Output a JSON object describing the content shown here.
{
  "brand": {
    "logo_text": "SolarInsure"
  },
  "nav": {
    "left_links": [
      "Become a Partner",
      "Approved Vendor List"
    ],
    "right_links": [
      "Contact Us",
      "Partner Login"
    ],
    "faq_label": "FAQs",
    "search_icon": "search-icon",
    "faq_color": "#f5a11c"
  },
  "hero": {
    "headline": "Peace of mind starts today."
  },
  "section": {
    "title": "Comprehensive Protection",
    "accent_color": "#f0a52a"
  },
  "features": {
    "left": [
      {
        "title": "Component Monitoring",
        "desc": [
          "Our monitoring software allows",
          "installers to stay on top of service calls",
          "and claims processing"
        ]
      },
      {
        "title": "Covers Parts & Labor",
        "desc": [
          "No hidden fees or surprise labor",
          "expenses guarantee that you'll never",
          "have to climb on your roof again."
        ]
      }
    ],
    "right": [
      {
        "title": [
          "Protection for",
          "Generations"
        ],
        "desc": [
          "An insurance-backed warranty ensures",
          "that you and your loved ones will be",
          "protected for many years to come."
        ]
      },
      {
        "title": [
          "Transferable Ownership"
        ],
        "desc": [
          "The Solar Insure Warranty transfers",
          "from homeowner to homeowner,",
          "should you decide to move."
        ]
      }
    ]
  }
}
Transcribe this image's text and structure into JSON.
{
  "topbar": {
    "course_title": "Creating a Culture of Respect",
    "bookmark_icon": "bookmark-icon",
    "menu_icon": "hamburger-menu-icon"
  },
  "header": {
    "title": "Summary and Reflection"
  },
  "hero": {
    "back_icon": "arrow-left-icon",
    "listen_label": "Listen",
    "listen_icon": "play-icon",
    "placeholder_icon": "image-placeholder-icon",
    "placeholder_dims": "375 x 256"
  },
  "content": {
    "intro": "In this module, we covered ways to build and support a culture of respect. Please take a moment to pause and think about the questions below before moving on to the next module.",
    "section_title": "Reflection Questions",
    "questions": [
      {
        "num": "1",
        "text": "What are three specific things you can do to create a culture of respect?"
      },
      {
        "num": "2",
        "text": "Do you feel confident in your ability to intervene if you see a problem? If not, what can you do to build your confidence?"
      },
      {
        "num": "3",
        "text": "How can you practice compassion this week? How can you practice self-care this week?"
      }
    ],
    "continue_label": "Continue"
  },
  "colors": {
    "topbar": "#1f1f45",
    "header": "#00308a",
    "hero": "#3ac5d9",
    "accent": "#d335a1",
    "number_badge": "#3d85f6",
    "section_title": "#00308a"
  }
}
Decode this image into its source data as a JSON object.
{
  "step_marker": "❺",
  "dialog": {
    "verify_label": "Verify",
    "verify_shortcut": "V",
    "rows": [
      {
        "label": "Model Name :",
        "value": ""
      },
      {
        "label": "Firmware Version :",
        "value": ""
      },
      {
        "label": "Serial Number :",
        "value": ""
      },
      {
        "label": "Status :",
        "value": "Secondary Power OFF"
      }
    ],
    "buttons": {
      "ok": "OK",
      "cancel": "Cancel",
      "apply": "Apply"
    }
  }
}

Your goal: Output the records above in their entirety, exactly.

Result of the task:
Output a JSON object describing the content shown here.
{
  "brand": {
    "logo_text": "SolarInsure"
  },
  "nav": {
    "left_links": [
      "Become a Partner",
      "Approved Vendor List"
    ],
    "right_links": [
      "Contact Us",
      "Partner Login"
    ],
    "faq_label": "FAQs",
    "search_icon": "search-icon",
    "faq_color": "#f5a11c"
  },
  "hero": {
    "headline": "Peace of mind starts today."
  },
  "section": {
    "title": "Comprehensive Protection",
    "accent_color": "#f0a52a"
  },
  "features": {
    "left": [
      {
        "title": "Component Monitoring",
        "desc": [
          "Our monitoring software allows",
          "installers to stay on top of service calls",
          "and claims processing"
        ]
      },
      {
        "title": "Covers Parts & Labor",
        "desc": [
          "No hidden fees or surprise labor",
          "expenses guarantee that you'll never",
          "have to climb on your roof again."
        ]
      }
    ],
    "right": [
      {
        "title": [
          "Protection for",
          "Generations"
        ],
        "desc": [
          "An insurance-backed warranty ensures",
          "that you and your loved ones will be",
          "protected for many years to come."
        ]
      },
      {
        "title": [
          "Transferable Ownership"
        ],
        "desc": [
          "The Solar Insure Warranty transfers",
          "from homeowner to homeowner,",
          "should you decide to move."
        ]
      }
    ]
  }
}
Transcribe this image's text and structure into JSON.
{
  "topbar": {
    "course_title": "Creating a Culture of Respect",
    "bookmark_icon": "bookmark-icon",
    "menu_icon": "hamburger-menu-icon"
  },
  "header": {
    "title": "Summary and Reflection"
  },
  "hero": {
    "back_icon": "arrow-left-icon",
    "listen_label": "Listen",
    "listen_icon": "play-icon",
    "placeholder_icon": "image-placeholder-icon",
    "placeholder_dims": "375 x 256"
  },
  "content": {
    "intro": "In this module, we covered ways to build and support a culture of respect. Please take a moment to pause and think about the questions below before moving on to the next module.",
    "section_title": "Reflection Questions",
    "questions": [
      {
        "num": "1",
        "text": "What are three specific things you can do to create a culture of respect?"
      },
      {
        "num": "2",
        "text": "Do you feel confident in your ability to intervene if you see a problem? If not, what can you do to build your confidence?"
      },
      {
        "num": "3",
        "text": "How can you practice compassion this week? How can you practice self-care this week?"
      }
    ],
    "continue_label": "Continue"
  },
  "colors": {
    "topbar": "#1f1f45",
    "header": "#00308a",
    "hero": "#3ac5d9",
    "accent": "#d335a1",
    "number_badge": "#3d85f6",
    "section_title": "#00308a"
  }
}
Decode this image into its source data as a JSON object.
{
  "step_marker": "❺",
  "dialog": {
    "verify_label": "Verify",
    "verify_shortcut": "V",
    "rows": [
      {
        "label": "Model Name :",
        "value": ""
      },
      {
        "label": "Firmware Version :",
        "value": ""
      },
      {
        "label": "Serial Number :",
        "value": ""
      },
      {
        "label": "Status :",
        "value": "Secondary Power OFF"
      }
    ],
    "buttons": {
      "ok": "OK",
      "cancel": "Cancel",
      "apply": "Apply"
    }
  }
}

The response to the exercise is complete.